POSTED: 1:25 p.m. HST, Sep 4, 2013
LAST UPDATED: 1:28 p.m. HST, Sep 4, 2013
NOVO-OGARYOVO, Russia » President Vladimir Putin sought to ease concerns that Russia's new anti-gay law would be used to punish athletes who display rainbow flags during the Winter Olympics in Sochi, while insisting that gays are not discriminated against in his country.
"I assure you that I work with these people, I sometimes award them with state prizes or decorations for their achievements in various fields," Putin said in an interview with The Associated Press and Russia's state Channel 1 television late Tuesday. "We have absolutely normal relations, and I don't see anything out of the ordinary here."

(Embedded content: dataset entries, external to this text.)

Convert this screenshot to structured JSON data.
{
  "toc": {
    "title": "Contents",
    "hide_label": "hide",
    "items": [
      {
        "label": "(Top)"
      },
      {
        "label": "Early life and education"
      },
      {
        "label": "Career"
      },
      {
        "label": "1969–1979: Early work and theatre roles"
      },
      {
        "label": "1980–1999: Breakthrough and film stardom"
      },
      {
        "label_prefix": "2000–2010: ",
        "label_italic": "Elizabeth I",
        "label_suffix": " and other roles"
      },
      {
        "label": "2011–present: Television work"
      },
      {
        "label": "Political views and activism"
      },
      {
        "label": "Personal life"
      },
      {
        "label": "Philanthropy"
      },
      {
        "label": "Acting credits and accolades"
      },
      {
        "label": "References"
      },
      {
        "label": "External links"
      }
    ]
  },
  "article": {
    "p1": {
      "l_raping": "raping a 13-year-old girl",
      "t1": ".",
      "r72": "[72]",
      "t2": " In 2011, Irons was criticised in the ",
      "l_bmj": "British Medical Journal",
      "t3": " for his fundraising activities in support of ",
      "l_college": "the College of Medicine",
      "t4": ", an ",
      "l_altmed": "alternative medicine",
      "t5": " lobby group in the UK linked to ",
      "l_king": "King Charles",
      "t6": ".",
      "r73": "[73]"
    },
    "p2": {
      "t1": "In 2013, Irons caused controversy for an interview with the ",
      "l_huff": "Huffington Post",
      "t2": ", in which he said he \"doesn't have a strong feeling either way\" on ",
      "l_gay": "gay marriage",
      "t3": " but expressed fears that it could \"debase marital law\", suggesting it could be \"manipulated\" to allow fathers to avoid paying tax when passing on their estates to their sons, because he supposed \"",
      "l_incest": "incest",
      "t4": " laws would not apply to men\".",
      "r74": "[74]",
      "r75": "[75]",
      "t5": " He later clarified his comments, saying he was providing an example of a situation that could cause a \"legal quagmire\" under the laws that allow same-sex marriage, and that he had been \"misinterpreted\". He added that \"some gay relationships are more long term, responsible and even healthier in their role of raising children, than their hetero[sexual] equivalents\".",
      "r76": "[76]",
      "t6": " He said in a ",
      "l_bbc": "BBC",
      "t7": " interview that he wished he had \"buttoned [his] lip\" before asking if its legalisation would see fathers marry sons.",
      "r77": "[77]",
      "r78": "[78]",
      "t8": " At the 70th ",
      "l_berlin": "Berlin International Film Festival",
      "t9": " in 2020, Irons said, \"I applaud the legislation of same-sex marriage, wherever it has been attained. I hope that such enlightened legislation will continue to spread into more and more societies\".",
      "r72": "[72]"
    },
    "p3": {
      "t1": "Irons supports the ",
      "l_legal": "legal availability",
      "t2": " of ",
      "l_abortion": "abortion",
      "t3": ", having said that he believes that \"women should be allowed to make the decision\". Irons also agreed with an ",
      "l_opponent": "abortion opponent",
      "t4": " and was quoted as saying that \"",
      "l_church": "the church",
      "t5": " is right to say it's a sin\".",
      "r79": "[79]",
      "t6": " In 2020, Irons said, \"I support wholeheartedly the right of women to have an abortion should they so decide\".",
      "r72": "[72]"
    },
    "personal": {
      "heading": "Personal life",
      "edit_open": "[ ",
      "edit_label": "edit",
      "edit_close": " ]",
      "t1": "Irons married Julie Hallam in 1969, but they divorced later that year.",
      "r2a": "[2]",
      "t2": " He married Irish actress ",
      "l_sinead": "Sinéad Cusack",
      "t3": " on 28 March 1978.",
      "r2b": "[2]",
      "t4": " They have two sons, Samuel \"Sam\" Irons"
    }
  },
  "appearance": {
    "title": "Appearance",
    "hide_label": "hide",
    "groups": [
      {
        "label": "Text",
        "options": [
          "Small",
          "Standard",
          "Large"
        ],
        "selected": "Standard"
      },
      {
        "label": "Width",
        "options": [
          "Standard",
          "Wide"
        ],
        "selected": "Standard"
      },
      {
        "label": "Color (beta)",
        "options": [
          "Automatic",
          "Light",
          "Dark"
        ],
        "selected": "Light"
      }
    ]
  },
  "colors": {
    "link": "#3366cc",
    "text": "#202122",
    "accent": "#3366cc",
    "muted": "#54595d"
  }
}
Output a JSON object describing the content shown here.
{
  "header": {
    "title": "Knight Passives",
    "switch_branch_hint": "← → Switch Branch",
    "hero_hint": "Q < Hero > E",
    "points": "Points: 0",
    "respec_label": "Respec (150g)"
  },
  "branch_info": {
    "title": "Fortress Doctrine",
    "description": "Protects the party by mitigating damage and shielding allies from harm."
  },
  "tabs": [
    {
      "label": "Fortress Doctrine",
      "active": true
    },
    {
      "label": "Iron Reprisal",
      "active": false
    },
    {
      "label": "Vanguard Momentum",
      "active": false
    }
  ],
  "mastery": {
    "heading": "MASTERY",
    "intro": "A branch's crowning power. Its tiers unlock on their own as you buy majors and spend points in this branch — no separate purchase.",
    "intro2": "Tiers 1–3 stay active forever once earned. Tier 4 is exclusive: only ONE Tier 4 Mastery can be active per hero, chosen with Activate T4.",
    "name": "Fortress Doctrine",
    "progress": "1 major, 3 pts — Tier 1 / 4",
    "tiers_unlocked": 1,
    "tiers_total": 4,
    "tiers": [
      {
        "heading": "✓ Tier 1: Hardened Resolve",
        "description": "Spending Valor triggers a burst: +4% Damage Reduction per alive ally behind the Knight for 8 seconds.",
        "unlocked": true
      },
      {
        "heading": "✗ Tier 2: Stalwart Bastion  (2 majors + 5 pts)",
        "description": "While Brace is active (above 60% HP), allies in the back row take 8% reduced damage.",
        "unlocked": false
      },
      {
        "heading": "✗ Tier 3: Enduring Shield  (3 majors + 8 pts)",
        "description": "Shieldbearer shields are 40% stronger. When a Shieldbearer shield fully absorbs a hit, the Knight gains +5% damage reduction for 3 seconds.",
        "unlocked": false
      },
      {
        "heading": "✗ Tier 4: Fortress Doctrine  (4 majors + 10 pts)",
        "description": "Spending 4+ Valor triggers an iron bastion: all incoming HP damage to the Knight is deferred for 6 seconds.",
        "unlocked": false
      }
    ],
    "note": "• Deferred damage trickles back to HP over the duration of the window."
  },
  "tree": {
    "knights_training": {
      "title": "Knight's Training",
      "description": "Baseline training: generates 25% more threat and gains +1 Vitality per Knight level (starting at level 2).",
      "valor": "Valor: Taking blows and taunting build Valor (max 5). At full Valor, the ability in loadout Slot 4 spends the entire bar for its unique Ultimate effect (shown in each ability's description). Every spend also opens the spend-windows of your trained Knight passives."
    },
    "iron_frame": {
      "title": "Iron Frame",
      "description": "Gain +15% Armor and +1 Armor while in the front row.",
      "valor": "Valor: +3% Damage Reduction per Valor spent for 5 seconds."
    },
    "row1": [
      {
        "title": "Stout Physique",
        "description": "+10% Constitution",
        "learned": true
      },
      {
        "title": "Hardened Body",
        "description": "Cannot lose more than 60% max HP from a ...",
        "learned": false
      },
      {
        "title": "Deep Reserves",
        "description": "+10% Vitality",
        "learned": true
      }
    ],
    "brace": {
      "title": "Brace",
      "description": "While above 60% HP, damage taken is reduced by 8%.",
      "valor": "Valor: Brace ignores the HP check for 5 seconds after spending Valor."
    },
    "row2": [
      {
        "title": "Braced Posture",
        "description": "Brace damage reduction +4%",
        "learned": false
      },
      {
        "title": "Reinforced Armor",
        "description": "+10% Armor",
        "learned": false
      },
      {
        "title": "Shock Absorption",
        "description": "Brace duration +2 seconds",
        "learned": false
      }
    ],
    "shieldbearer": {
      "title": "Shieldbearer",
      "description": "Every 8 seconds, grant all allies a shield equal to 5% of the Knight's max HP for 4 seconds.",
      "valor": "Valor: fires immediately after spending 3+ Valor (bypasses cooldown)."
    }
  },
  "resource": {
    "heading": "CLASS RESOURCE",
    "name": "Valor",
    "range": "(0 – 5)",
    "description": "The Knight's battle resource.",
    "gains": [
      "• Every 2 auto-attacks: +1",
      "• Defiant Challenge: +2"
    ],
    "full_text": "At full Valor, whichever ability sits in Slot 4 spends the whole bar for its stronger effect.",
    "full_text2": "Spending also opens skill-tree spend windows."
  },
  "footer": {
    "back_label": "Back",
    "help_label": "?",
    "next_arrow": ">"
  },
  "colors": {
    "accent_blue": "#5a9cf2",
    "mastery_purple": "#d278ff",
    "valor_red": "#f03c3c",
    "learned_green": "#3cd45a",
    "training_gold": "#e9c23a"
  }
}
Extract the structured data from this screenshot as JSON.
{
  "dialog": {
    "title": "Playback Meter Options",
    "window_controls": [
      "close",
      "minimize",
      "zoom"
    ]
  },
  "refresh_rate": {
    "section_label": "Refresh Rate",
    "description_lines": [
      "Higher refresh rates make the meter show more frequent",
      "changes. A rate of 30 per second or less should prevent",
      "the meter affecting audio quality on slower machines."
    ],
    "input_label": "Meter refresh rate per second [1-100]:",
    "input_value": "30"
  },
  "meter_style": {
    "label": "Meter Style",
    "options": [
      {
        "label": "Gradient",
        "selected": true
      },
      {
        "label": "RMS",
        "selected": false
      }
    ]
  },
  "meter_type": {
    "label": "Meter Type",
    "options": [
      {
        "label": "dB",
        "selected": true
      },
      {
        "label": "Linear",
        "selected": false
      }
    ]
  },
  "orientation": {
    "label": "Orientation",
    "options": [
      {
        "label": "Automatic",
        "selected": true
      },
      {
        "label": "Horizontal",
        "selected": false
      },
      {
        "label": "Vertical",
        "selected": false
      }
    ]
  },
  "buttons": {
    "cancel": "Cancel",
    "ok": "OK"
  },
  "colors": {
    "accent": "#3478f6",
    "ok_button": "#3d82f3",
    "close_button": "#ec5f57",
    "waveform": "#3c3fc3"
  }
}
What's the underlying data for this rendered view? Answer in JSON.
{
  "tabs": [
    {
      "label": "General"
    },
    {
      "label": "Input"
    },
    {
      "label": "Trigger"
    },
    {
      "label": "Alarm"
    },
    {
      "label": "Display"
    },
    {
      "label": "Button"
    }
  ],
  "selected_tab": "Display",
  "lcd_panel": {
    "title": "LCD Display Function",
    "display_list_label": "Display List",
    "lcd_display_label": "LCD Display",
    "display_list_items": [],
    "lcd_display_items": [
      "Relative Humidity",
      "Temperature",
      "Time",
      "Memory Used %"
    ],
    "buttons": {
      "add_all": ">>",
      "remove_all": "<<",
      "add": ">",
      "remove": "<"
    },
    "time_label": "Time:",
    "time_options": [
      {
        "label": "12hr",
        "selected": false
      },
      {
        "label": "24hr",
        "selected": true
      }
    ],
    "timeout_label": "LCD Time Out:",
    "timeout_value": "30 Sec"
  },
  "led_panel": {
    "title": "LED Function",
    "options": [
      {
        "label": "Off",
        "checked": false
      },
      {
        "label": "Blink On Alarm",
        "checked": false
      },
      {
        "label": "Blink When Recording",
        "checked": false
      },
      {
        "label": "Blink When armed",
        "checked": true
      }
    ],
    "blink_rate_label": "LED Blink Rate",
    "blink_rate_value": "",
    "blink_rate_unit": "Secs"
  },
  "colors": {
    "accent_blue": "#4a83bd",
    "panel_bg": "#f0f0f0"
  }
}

He added that Russians love Tchaikovsky even though the composer was said to have been a homosexual. "Truth be told, we don't love him because of that, but he was a great musician and we all love his music," Putin said.
Putin offered to meet with members of the gay and lesbian community if they asked to see him.
The law on "propaganda of nontraditional sexual relations," which Putin signed in July, makes it illegal to expose minors to information that portrays these relationships as normal or attractive. The law imposes hefty fines, while also subjecting foreign citizens to up to 15 days in prison.
While Russian officials have reassured the International Olympic Committee that Russia will not discriminate against homosexuals during the Feb. 7-23 Sochi Games, they also have said that the law will be enforced. This has left open the question of what would happen to athletes or fans if they made statements or gestures that could be considered propaganda.
In the interview at his country residence outside Moscow, Putin said that they would not be punished. But he clearly has no intention of allowing a gay pride parade during the Olympics. Last month, he signed a decree banning all demonstrations and rallies in Sochi throughout the Winter Games.
Putin said he had full confidence in Russia's special services and law enforcement agencies to provide security during the games. Sochi sits just west of Russia's North Caucasus, where an Islamic insurgency is simmering.
"Terrorists are always a threat to someone," he said. "If we'll be scared of them, it means they have won. But that doesn't mean we can have a devil-may-care attitude toward this threat. We must do everything to stop these threats and not give the terrorists a single chance to demonstrate their brutality and hatred of mankind."